To put the question more accurately I consider the Saltwater Crocodile, which has been measured to have a bite force of 16.4 kN and estimates of up to 34 kN in 6.7-meters long individuals.

For turtles I consider the following species:

  • Common land tortoise: Testudo graeca
  • Common terrapin: Mauremys rivulata
  • Green sea turtle: Chelonia mydas
  • Leatherback sea turtle: Dermochelys coriacea
  • Galapagos turtle: Chelonoidis nigra

Though not all species share the same geographical range as the saltwater crocodile they do represent different thicknesses and robustness of shells.

Note also that the giant extinct crocodylian Deinosuchus did crack open the shells of marine turtles, as it regularly preyed upon them. However, Deinosuchus' bite force is estimated up to 102 kN by Gregory Erickson.

  • 1
    $\begingroup$ Yes for everything but the Galapagos Its just to big and tall to get the shell to the back teeth that can do the crushing. sea turtle shells are not that strong, sharks which have a comparatively weak bite can bite through them. $\endgroup$
    – John
    Commented Aug 16, 2023 at 15:12

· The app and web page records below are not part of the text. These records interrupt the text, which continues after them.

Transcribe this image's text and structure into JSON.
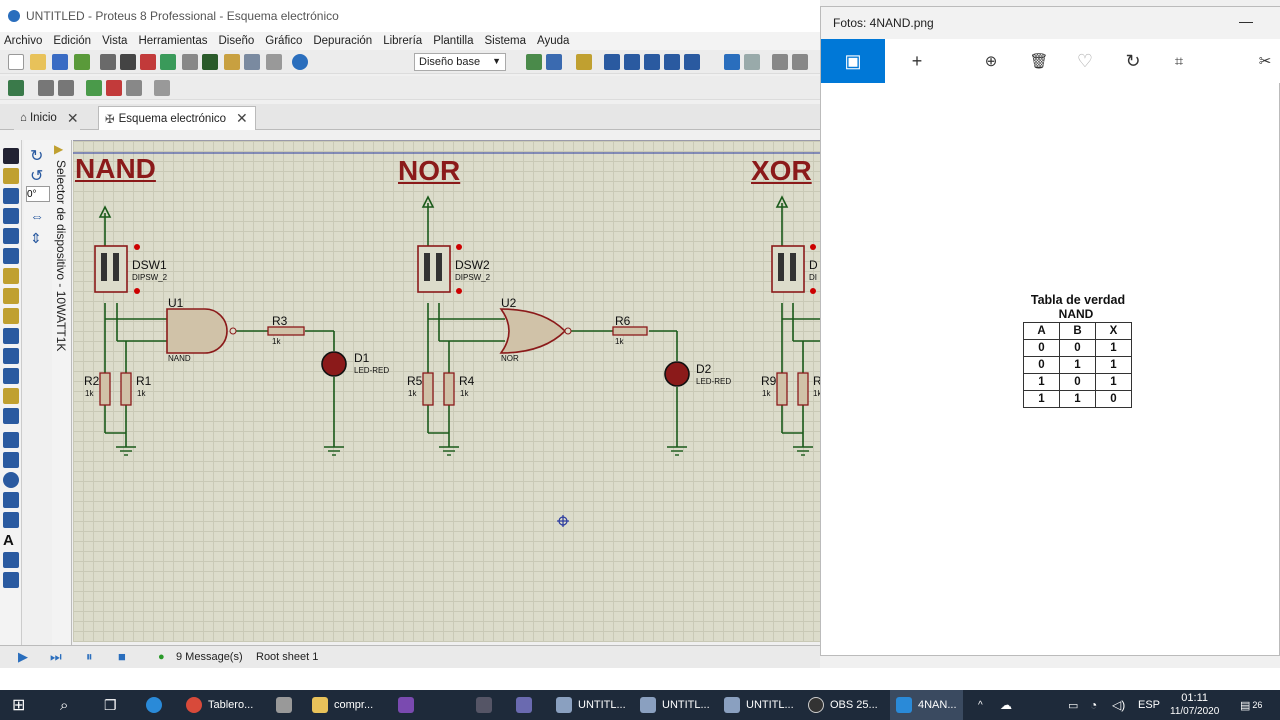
{
  "proteus": {
    "title": "UNTITLED - Proteus 8 Professional - Esquema electrónico",
    "menu": [
      "Archivo",
      "Edición",
      "Vista",
      "Herramientas",
      "Diseño",
      "Gráfico",
      "Depuración",
      "Librería",
      "Plantilla",
      "Sistema",
      "Ayuda"
    ],
    "layout_select": "Diseño base",
    "tabs": [
      {
        "label": "Inicio"
      },
      {
        "label": "Esquema electrónico"
      }
    ],
    "rotation_field": "0°",
    "selector_label": "Selector de dispositivo - 10WATT1K",
    "status": {
      "messages": "9 Message(s)",
      "sheet": "Root sheet 1"
    }
  },
  "schematic": {
    "titles": [
      "NAND",
      "NOR",
      "XOR"
    ],
    "nand": {
      "switch": "DSW1",
      "switch_type": "DIPSW_2",
      "gate": "U1",
      "gate_type": "NAND",
      "resistor_out": "R3",
      "resistor_out_value": "1k",
      "led": "D1",
      "led_type": "LED-RED",
      "r_left": "R2",
      "r_left_value": "1k",
      "r_right": "R1",
      "r_right_value": "1k"
    },
    "nor": {
      "switch": "DSW2",
      "switch_type": "DIPSW_2",
      "gate": "U2",
      "gate_type": "NOR",
      "resistor_out": "R6",
      "resistor_out_value": "1k",
      "led": "D2",
      "led_type": "LED-RED",
      "r_left": "R5",
      "r_left_value": "1k",
      "r_right": "R4",
      "r_right_value": "1k"
    },
    "xor": {
      "switch": "D",
      "switch_type": "DI",
      "r_left": "R9",
      "r_left_value": "1k",
      "r_right": "R",
      "r_right_value": "1k"
    }
  },
  "photos": {
    "title": "Fotos: 4NAND.png",
    "table_title": "Tabla de verdad",
    "table_subtitle": "NAND",
    "headers": [
      "A",
      "B",
      "X"
    ],
    "rows": [
      [
        "0",
        "0",
        "1"
      ],
      [
        "0",
        "1",
        "1"
      ],
      [
        "1",
        "0",
        "1"
      ],
      [
        "1",
        "1",
        "0"
      ]
    ]
  },
  "taskbar": {
    "items": [
      "Tablero...",
      "compr...",
      "UNTITL...",
      "UNTITL...",
      "UNTITL...",
      "OBS 25...",
      "4NAN..."
    ],
    "lang": "ESP",
    "time": "01:11",
    "date": "11/07/2020",
    "notif": "26"
  }
}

You must log in to answer this question.

Browse other questions tagged .